Husain Abdullah, a safety for the Kansas City Chiefs and a devout Muslim, was hit with a penalty flag during the Chiefs v. Patriots game on Sept. 29, sparking worldwide controversy over the double standard of religious rules in the NFL.

Abdullah scored his second career touchdown, slid into the end zone on his knees, and then hovered in prayer with his knees on the ground and his head to the turf. He was immediately hit with a 15 yard penalty. The referee cited unsportsmanlike conduct due to excessive celebration as reason for the flag.

The decision to penalize Abdullah was disconcerting to me as a religious activist and universal rule breaker. Upon replay of the scene, it appeared that there was no excessive celebration. It was a player quickly thanking his Allah for being blessed and thankful.

In the same way, Tim Tebow, a Christian and former quarterback for the Broncos, routinely knelt on one knee in prayer after scoring a touchdown. He was never penalized for his prayer, and was immediately supported by religious groups for showing his faith publicly.

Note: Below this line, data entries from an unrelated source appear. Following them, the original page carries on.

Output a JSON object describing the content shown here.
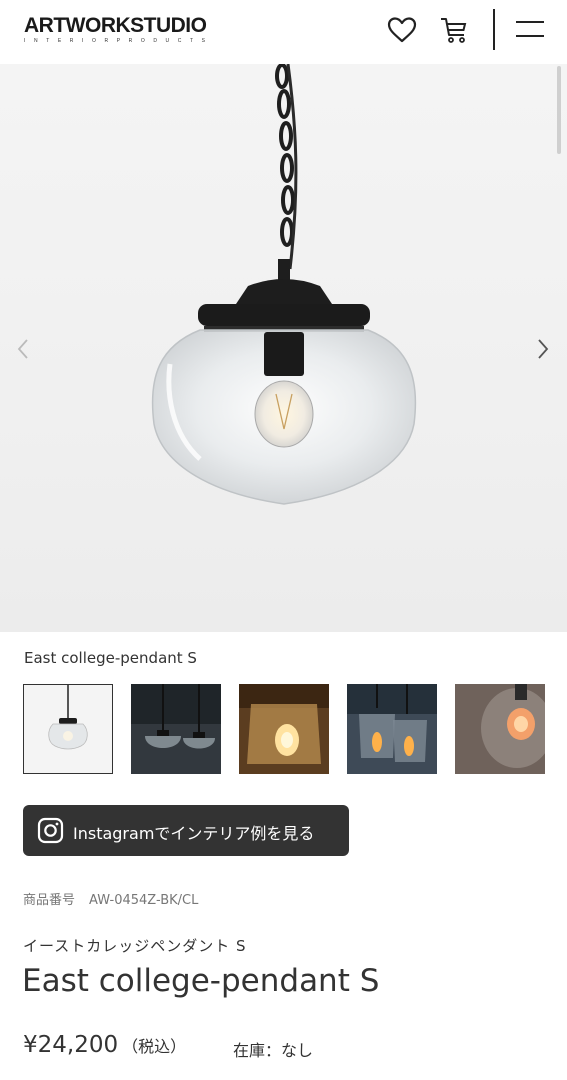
{
  "header": {
    "logo_main": "ARTWORKSTUDIO",
    "logo_sub": "INTERIORPRODUCTS",
    "icons": [
      "heart-icon",
      "cart-icon",
      "menu-icon"
    ]
  },
  "gallery": {
    "caption": "East college-pendant S",
    "thumbnail_count": 5,
    "selected_index": 0
  },
  "instagram_button": {
    "label": "Instagramでインテリア例を見る",
    "icon": "instagram-icon"
  },
  "product": {
    "sku_label": "商品番号",
    "sku": "AW-0454Z-BK/CL",
    "kana_name": "イーストカレッジペンダント S",
    "title": "East college-pendant S",
    "price": "¥24,200",
    "tax_note": "（税込）",
    "stock": "在庫：なし"
  },
  "colors": {
    "button_bg": "#333333",
    "text": "#333333",
    "hero_bg": "#f2f2f2"
  }
}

So clearly, there is a religious double standard in the NFL.  More specifically, the problem seems not to be the act of prayer, but the one who is praying.  Though the referees insisted that Abdullah was penalized for sliding into the end zone, I have a sinking feeling he was penalized for being Muslim.

The Islamaphobia that seems to penetrate American culture has undoubtedly bled into mainstream U.S. sports leagues. While being a Christian is celebrated, being a Muslim is seemingly branded as “terroristic” and dubious to “American values.”

Wake up, America, we have no official religion. The Founding Fathers were non-sectarian.  We, citizens, need to start celebrating religious pluralism which is guaranteed by the First Amendment.

Once, at a press conference, Abdullah stated that he would immediately go to the ground and thank Allah if he was to score. That is exactly what he did on Sept. 29. He has never been ashamed of his religion and religious practices. It seems to me that the only people who should be ashamed are citizens who penalize others, through an innocuous incident, for their choice of god.

Whether or not this incident was deliberate or unintentional Islamophobia, we all need to be aware of the rampant prejudice against Muslims, and other religious minorities, in America. We should not be afraid to call out the NFL, or our own neighbor, on their shameful prejudices.